[WHAT THIS TASK INVOLVES] Your task is to output the entries below word for word.

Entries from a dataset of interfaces
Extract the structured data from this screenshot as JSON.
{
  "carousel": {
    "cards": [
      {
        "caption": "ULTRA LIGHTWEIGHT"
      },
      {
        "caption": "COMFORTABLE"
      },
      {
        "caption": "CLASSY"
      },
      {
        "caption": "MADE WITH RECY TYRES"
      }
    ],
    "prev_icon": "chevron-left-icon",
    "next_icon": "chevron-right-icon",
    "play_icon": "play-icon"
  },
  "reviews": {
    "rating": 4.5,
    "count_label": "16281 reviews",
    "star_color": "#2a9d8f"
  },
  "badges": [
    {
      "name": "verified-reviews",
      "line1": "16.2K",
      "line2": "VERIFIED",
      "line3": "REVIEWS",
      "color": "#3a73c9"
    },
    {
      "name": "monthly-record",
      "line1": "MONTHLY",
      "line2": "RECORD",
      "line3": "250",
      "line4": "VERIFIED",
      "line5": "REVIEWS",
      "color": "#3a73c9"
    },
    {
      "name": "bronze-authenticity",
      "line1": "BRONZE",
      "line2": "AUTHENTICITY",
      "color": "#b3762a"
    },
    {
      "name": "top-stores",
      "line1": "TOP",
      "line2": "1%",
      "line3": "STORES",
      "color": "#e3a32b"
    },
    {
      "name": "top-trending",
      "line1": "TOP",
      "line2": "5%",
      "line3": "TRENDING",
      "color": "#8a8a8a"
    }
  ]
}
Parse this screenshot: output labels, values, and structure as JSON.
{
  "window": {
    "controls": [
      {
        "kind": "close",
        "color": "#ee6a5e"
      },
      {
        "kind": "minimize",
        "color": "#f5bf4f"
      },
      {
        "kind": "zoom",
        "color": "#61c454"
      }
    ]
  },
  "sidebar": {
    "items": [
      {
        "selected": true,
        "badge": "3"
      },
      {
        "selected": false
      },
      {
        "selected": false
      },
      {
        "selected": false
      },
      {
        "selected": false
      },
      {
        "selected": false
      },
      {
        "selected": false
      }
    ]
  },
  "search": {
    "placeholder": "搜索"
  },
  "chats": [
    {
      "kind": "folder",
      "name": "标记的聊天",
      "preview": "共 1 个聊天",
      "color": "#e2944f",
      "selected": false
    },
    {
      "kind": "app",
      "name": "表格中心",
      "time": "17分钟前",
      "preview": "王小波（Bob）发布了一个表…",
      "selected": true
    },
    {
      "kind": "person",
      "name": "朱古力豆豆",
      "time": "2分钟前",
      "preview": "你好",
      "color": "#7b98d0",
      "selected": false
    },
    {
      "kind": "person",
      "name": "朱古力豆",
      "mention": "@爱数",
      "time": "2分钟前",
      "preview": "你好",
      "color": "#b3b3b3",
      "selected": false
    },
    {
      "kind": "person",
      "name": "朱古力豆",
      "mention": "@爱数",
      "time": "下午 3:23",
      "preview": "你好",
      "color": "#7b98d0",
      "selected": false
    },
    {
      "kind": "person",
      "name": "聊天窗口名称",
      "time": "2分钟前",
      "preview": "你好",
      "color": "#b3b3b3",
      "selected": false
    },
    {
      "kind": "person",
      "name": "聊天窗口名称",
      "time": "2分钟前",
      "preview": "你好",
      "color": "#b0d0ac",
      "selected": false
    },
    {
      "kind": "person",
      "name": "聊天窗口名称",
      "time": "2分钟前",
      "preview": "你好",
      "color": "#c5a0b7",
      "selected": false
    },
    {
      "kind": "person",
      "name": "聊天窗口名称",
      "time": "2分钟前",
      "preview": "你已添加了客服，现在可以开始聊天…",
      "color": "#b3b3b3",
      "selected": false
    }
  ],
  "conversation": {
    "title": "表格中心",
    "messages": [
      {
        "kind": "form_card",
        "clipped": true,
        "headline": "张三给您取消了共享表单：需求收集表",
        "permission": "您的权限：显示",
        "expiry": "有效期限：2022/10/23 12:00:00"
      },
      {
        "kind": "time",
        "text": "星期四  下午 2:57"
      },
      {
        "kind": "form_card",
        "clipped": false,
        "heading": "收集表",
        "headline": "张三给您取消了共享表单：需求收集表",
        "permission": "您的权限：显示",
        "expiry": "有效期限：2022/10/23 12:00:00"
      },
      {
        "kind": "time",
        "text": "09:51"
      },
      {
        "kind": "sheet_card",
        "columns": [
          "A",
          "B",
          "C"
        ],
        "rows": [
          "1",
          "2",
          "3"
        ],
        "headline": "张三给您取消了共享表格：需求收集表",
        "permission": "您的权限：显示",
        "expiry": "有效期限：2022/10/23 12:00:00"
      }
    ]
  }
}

[ANSWER SECTION]
Extract the structured data from this screenshot as JSON.
{
  "carousel": {
    "cards": [
      {
        "caption": "ULTRA LIGHTWEIGHT"
      },
      {
        "caption": "COMFORTABLE"
      },
      {
        "caption": "CLASSY"
      },
      {
        "caption": "MADE WITH RECY TYRES"
      }
    ],
    "prev_icon": "chevron-left-icon",
    "next_icon": "chevron-right-icon",
    "play_icon": "play-icon"
  },
  "reviews": {
    "rating": 4.5,
    "count_label": "16281 reviews",
    "star_color": "#2a9d8f"
  },
  "badges": [
    {
      "name": "verified-reviews",
      "line1": "16.2K",
      "line2": "VERIFIED",
      "line3": "REVIEWS",
      "color": "#3a73c9"
    },
    {
      "name": "monthly-record",
      "line1": "MONTHLY",
      "line2": "RECORD",
      "line3": "250",
      "line4": "VERIFIED",
      "line5": "REVIEWS",
      "color": "#3a73c9"
    },
    {
      "name": "bronze-authenticity",
      "line1": "BRONZE",
      "line2": "AUTHENTICITY",
      "color": "#b3762a"
    },
    {
      "name": "top-stores",
      "line1": "TOP",
      "line2": "1%",
      "line3": "STORES",
      "color": "#e3a32b"
    },
    {
      "name": "top-trending",
      "line1": "TOP",
      "line2": "5%",
      "line3": "TRENDING",
      "color": "#8a8a8a"
    }
  ]
}
Parse this screenshot: output labels, values, and structure as JSON.
{
  "window": {
    "controls": [
      {
        "kind": "close",
        "color": "#ee6a5e"
      },
      {
        "kind": "minimize",
        "color": "#f5bf4f"
      },
      {
        "kind": "zoom",
        "color": "#61c454"
      }
    ]
  },
  "sidebar": {
    "items": [
      {
        "selected": true,
        "badge": "3"
      },
      {
        "selected": false
      },
      {
        "selected": false
      },
      {
        "selected": false
      },
      {
        "selected": false
      },
      {
        "selected": false
      },
      {
        "selected": false
      }
    ]
  },
  "search": {
    "placeholder": "搜索"
  },
  "chats": [
    {
      "kind": "folder",
      "name": "标记的聊天",
      "preview": "共 1 个聊天",
      "color": "#e2944f",
      "selected": false
    },
    {
      "kind": "app",
      "name": "表格中心",
      "time": "17分钟前",
      "preview": "王小波（Bob）发布了一个表…",
      "selected": true
    },
    {
      "kind": "person",
      "name": "朱古力豆豆",
      "time": "2分钟前",
      "preview": "你好",
      "color": "#7b98d0",
      "selected": false
    },
    {
      "kind": "person",
      "name": "朱古力豆",
      "mention": "@爱数",
      "time": "2分钟前",
      "preview": "你好",
      "color": "#b3b3b3",
      "selected": false
    },
    {
      "kind": "person",
      "name": "朱古力豆",
      "mention": "@爱数",
      "time": "下午 3:23",
      "preview": "你好",
      "color": "#7b98d0",
      "selected": false
    },
    {
      "kind": "person",
      "name": "聊天窗口名称",
      "time": "2分钟前",
      "preview": "你好",
      "color": "#b3b3b3",
      "selected": false
    },
    {
      "kind": "person",
      "name": "聊天窗口名称",
      "time": "2分钟前",
      "preview": "你好",
      "color": "#b0d0ac",
      "selected": false
    },
    {
      "kind": "person",
      "name": "聊天窗口名称",
      "time": "2分钟前",
      "preview": "你好",
      "color": "#c5a0b7",
      "selected": false
    },
    {
      "kind": "person",
      "name": "聊天窗口名称",
      "time": "2分钟前",
      "preview": "你已添加了客服，现在可以开始聊天…",
      "color": "#b3b3b3",
      "selected": false
    }
  ],
  "conversation": {
    "title": "表格中心",
    "messages": [
      {
        "kind": "form_card",
        "clipped": true,
        "headline": "张三给您取消了共享表单：需求收集表",
        "permission": "您的权限：显示",
        "expiry": "有效期限：2022/10/23 12:00:00"
      },
      {
        "kind": "time",
        "text": "星期四  下午 2:57"
      },
      {
        "kind": "form_card",
        "clipped": false,
        "heading": "收集表",
        "headline": "张三给您取消了共享表单：需求收集表",
        "permission": "您的权限：显示",
        "expiry": "有效期限：2022/10/23 12:00:00"
      },
      {
        "kind": "time",
        "text": "09:51"
      },
      {
        "kind": "sheet_card",
        "columns": [
          "A",
          "B",
          "C"
        ],
        "rows": [
          "1",
          "2",
          "3"
        ],
        "headline": "张三给您取消了共享表格：需求收集表",
        "permission": "您的权限：显示",
        "expiry": "有效期限：2022/10/23 12:00:00"
      }
    ]
  }
}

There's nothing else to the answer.